Feast your eyes on this cute achievement icon!
The tricky part here is that in this game, most of the things in a category will be fairly straightforward to obtain via progress, exploration, or money, but capstone things like the last pet, the very strongest armors (which also change Ragna and Alwen’s looks!), and the final Arcanum combo skill are gated behind doing optional content that’s a solid step up in difficulty from the base game. So what would ordinarily be a fun, reachable achievement like “Collect all the armors for Alwen” just becomes “do the optional dungeon” if we include those last “costume” armors, because you’ll get them as rewards for clearing different branches of that dungeon. And it’s redundant, too, because we already have an achievement for clearing all the branches of the bonus dungeon.
So the question is: do we treat those armors from the optional dungeon as…well, optional and make them not count for the purpose of the achievement? It’s a tough call, though I lean toward “yes, treat that stuff as optional” because there are already a couple achievements designed intentionally for players who want to be very thorough in their coverage and mastery of the game.
For a while, this floor just…wouldn’t load. You could jump off and you’d get stuck in an infinite loop of falling, taking damage each time your position “reset,” until you died and had to load from a save. Thankfully, we got the ground back under our feet.
But, to get back to the point, testing achievements is something we have to do for every game that has them, and adding them to a game that didn’t already have them adds an additional layer of complication to that. For example, let’s consider the game’s big bonus dungeon, the Illusory Labyrinth. It has four “branches,” each 20 floors long (but unconnected to the other branches), and there’s an achievement for clearing all branches. But when I cleared floor 20 of the first branch I ventured into, the achievement popped. So now, what we need to have the achievement do is clear, but then Sara, our programmer, has to decide whether it’s easier to have the achievement trigger off the completion of each floor, check your enemy log for the profiles of all the floor 20 bosses (probably the way I’d lean), or proc it based off the collection of all the final-floor rewards.
The good news is that we know what problems remain and, for the most part, they’re the kind of normal QA issues one would expect. The bad news is that we’re pushing Zwei: The Ilvard Insurrection’s release back into fall.
Summer just doesn’t seem to have worked out for us, does it?

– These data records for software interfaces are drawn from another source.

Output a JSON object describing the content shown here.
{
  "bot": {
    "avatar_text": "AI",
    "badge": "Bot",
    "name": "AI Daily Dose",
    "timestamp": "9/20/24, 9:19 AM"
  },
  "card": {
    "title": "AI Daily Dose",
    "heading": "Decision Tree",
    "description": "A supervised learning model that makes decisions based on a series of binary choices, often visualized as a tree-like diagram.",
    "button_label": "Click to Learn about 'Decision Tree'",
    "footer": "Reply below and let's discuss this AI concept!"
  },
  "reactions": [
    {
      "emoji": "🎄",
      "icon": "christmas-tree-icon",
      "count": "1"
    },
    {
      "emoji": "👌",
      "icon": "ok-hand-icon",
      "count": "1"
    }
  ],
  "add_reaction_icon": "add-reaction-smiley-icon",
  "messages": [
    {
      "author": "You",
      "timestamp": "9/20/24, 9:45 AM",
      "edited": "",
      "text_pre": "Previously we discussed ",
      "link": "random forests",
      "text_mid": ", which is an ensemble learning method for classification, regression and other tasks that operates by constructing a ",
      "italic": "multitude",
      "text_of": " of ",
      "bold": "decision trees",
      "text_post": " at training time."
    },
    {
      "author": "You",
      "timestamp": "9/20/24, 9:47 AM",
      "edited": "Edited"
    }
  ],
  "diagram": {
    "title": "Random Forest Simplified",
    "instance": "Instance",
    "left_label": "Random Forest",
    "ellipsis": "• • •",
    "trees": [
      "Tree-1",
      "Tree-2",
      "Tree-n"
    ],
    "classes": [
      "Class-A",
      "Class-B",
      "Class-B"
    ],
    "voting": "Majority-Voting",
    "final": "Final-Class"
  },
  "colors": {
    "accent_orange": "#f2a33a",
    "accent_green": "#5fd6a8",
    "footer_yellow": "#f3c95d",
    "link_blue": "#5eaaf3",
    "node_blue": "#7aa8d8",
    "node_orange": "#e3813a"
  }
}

Believe me, we’re not fond of game delays any more than you are. They’re disappointing, they let you down, and they’re awkward to announce. But, speaking personally, I’d rather wait for a game and have it work well from the get-go than play a game in a state where my immersion is interrupted by weird graphical or textual hiccups, or achievements popping at the wrong times. So that’s what we’re doing our best to deliver. Remember, every cake is gonna taste funny if it wasn’t baked long enough.
So…yeah. Kick back as the summer heat abates, grab yourself a pumpkin spice beverage, and wait warmly as we prepare for you a mighty fine video game that I think will prove worth the (additional) wait.